But the three changes to our current approach discussed in this policy brief are central, and have not received their due attention. On the anticorruption front, adoption of a less bilateral approach that includes a high-level international advisory body on good governance for the Karzai government could improve the tone and substance of the effort. On the Afghan politics front, the international community should be unapologetic about supporting Afghan political parties built on ideas and agendas more than personalities and ethnicities. And finally, in regard to Pakistan, an informal but public U.S. offer to pursue a bilateral civilian nuclear energy deal should Pakistan help us win the war by clamping down on insurgent sanctuaries, might motivate greater efforts by our on-again off-again allies across the border. Adoption of these recommendations would improve our prospects for at least moderate success in Afghanistan and help make 2011 the belated turnaround year that we so badly need.

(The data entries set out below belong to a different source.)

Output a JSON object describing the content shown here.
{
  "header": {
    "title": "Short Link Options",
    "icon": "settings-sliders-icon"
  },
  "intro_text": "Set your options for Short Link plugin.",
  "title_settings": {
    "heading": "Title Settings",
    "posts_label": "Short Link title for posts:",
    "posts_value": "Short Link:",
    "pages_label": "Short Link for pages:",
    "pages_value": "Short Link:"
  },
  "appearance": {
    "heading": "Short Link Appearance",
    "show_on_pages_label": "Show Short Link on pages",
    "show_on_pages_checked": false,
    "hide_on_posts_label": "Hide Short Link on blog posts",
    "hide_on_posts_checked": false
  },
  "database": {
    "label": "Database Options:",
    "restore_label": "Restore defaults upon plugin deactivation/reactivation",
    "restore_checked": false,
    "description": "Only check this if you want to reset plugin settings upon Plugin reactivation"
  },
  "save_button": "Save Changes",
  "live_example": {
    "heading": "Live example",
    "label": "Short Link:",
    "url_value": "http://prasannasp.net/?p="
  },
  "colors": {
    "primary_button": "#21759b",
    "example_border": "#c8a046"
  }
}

President López Obrador's extension of the term of Supreme Court chief Arturo Zaldívar is part of his strong effort to recentralize power in the Mexican presidency and hollow out the independence and power of other Mexican institutions. His other moves to bend the justice system to his will include a reform that lowered the salary of judges but did not improve the quality of prosecutors and his unwillingness to allow an independent selection of the attorney general, with López Obrador himself retaining the power of appointment. His latest move with the two-year extension of Zaldívar’s term is especially worrisome. Zaldívar is also the president of the powerful Federal Judiciary Council. The council appoints and dismisses judges, sets career advancement rules and disciplines judges. Zaldívar will be setting the council’s and, thus, the whole judiciary’s, agenda and priorities for two years. This allows López Obrador to influence how courts will rule in cases regarding the executive branch, what cases they take up and the legality of new policies. These moves are taking place when the effectiveness of the judiciary in Mexico remains limited and deeply concerning. The attorney general’s office has proven weak, unwilling to take up key cases such as against the suspects in the brazen attack on Mexico City’s security minister, Omar García Harfuch—an event that symbolized the impunity with which Mexican criminal groups operate. Mexico’s justice system showed itself equally meek and disappointing in inadequately investigating the alleged complicity of former Mexican Defense Minister Salvador Cienfuegos and dismissing the case, potentially the most significant case of corruption and criminal collusion charges against a high-ranking Mexican official in two decades. A decade and a half after Mexico initiated its justice system reforms, 95 percent of federal cases still go unpunished. President López Obrador has scored some points, but the already precariously weak rule of law in Mexico, and thus the Mexican people, will suffer.